Last week I had the chance to attend Randall Reeder’s Conservation Tillage & Technology Conference in Ada, Ohio. The event included a star-studded lineup of speakers who touched on no-till, cover crops and all things conservation. I had a chance to chat with retired professor and soil health scientist Warren Dick about his presentation, the conference as a whole and his contribution to no-till’s rich history.  

“No-Tillage is not so much about just building carbon in the soil, it's about building resilience in your system. As climate changes we get more extreme events. That carbon that we build into our soil helps infiltrate water during heavy rainfall events or helps store water during drought. I think the long-term no-tillage, where it shines, is the resiliency it provides to the cropping system.”

“I love coming here because you get the farmers here, you get the educators here, you get the extension people here. We are all talking together, learning from each other. What happens in the field, the farmer says well this is what I saw last year and then we can take that into our research program and then what we learn in our research program comes back to the farm so it’s just a great integration of people.”

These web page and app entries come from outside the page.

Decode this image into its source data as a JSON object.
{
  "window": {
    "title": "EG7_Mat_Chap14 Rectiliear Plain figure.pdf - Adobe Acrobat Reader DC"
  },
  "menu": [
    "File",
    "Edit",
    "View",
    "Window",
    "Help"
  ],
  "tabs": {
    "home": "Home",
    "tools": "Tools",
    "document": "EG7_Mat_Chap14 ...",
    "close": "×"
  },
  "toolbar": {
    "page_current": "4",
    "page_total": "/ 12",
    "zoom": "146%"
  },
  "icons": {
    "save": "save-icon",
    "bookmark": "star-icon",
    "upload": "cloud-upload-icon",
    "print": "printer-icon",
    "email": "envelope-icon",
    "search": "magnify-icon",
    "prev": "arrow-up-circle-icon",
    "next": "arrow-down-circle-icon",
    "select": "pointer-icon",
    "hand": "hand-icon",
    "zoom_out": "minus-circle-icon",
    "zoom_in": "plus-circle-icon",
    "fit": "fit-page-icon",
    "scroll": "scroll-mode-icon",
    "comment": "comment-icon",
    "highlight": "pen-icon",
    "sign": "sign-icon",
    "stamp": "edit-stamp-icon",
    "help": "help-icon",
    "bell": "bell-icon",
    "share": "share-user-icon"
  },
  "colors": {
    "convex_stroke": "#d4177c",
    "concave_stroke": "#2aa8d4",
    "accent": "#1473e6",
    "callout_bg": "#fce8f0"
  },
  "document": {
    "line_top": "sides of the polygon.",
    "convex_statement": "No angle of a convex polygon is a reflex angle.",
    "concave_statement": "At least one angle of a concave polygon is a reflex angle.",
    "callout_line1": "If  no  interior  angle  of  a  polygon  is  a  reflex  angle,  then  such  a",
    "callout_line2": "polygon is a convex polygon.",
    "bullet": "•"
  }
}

“We claim we are the longest continuous no-till plots in the world. Kentucky and a few others will kind of argue with us. But they started in 1962 so 2024 makes us 62 years now. It started with the pioneers, Dr. Glover Triplett and Dr. Van Doren and when they retired  I took them over for 30+ years until I retired, but they have been such a wonderful outdoor laboratory about what happens when you continue to do no-tillage compared to where you do inversion tillage or plow tillage and they have measured those plots, so many people have come to measure those plots, we’ve given numerous workshops or field tours so they have just been a wonderful resource for Ohio.”

Stay tuned in the coming weeks for lots more content from the Conservation Tillage & Technology Conference.